Occupy’s populism makes it vulnerable to such co-optation. Its 99% contains within it a layer of wealthy people and exploiters of labor who haven’t quite made it into the 1%, despite all of their efforts. The core of Occupy, of course, are debt-ladened students, precarious workers, and unemployed and rank-and-file union workers, but the lack of a clear class line can lead to notions that taxing the rich, better regulation of the banks or getting corporate money out of politics will bring back the American Dream. Anarchists involved in the movement need to clarify the class line and promote struggles that reveal it.
The past year has seen a storm of rebellion throughout the world. May 2012 be even stormier.
— Mike Hargis
You Might Say We’re Dreamers
In an effort to mimic the success of the right-wing Tea Party, liberals are trying to rebrand their movement as “The American Dream Movement.” A conference held in October in Washington, DC, drew liberal politicians, business union leaders, lobbyists and progressive activists around the American Dream theme of saving the shrinking American “Middle Class.” With presidential elections only a year away, their intention is to recapture Congress and pressure the Democratic Party and President Obama towards the left. This effort, while perhaps noble in intent, will fail because it is based upon false assumptions.

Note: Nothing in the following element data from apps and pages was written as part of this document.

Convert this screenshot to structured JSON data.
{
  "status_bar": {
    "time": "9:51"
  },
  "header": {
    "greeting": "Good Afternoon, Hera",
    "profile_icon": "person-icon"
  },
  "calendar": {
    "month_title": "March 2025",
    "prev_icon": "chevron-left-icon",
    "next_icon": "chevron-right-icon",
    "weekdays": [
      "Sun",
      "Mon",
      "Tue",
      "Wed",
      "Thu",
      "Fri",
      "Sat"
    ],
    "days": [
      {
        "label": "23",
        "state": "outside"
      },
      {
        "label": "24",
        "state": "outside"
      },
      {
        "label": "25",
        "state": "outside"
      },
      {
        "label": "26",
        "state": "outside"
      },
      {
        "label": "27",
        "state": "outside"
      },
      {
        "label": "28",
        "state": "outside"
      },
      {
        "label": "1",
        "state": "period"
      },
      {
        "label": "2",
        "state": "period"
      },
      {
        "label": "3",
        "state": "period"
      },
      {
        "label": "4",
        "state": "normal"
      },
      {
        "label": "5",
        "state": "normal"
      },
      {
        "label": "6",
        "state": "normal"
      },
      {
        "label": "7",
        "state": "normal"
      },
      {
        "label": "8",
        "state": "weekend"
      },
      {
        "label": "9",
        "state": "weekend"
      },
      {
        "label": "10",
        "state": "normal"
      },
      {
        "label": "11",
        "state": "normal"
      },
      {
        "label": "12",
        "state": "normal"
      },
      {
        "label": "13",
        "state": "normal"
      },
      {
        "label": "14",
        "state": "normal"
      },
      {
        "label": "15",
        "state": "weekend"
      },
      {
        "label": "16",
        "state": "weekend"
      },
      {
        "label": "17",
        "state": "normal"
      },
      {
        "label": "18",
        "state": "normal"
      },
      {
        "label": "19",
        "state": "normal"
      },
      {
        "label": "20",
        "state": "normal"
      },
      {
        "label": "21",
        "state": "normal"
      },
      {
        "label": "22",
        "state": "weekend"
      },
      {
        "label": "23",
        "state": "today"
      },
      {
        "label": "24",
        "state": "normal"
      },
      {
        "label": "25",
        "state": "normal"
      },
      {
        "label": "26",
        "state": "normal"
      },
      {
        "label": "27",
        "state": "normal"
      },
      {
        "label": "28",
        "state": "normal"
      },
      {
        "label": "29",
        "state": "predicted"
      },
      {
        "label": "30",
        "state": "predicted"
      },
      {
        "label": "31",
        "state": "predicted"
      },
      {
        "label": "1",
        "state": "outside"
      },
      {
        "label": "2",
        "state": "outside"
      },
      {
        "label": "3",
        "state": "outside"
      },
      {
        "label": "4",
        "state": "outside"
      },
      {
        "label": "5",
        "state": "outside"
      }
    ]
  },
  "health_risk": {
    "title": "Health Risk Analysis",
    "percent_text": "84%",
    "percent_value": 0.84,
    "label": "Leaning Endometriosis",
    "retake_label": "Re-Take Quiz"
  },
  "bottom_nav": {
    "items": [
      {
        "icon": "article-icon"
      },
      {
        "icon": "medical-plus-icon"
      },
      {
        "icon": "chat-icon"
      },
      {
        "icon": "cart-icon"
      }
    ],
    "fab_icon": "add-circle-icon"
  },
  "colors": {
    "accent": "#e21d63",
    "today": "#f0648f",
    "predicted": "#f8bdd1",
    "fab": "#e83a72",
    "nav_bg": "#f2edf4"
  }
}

For one thing it assumes that there is such a thing as an American Dream. Social mobility and a rise in one’s personal prosperity is a universal aspiration. There is nothing uniquely American about it. The Indians and the Chinese, not to mention Mexican immigrants, all want it just as badly as Americans do. The wage disparity between workers in the various countries makes it difficult for American workers to organize at the workplace and to win pay raises. Ordinary Americans cannot raise their standard of living unless the workers everywhere raise theirs.
Secondly it confuses Middle Class with the Working Class. Capitalism cannot exist without a working class that is forced into wage labor because the workers lack capital. The Middle Class are the small business owners, professionals and managers, who are neither capitalists nor members of the working class. It is the stagnating wages of the working class majority and the loss of their jobs to global outsourcing to sweatshops in other countries that has led to the vast disparity of wealth, not a decline in the number of doctors and lawyers or small shop owners. The jobless prosperity of the Clinton years was not much better than the jobless prosperity of the Bush years, as far as the working class is concerned. Both led to the current economic hard times. It is the restoration of well-being of the working class majority that must be on the agenda.
The accomplishments of liberals will fall short because their dreams fall short. If the Democratic Party of the past seemed to represent the interests of ordinary Americans and not just the wealthy it was because the party raised itself on the tide of a rebellious labor movement. Rebuild the labor movement and the capitalists will be forced to relent. However, the interests of the Middle Class are not identical to those of the Working Class, and we can no longer afford to allow them to negotiate with the capitalists on our behalf.
Our dream is of a classless society: no capitalists, no middle class, and no wage slavery. That is something worth fighting for.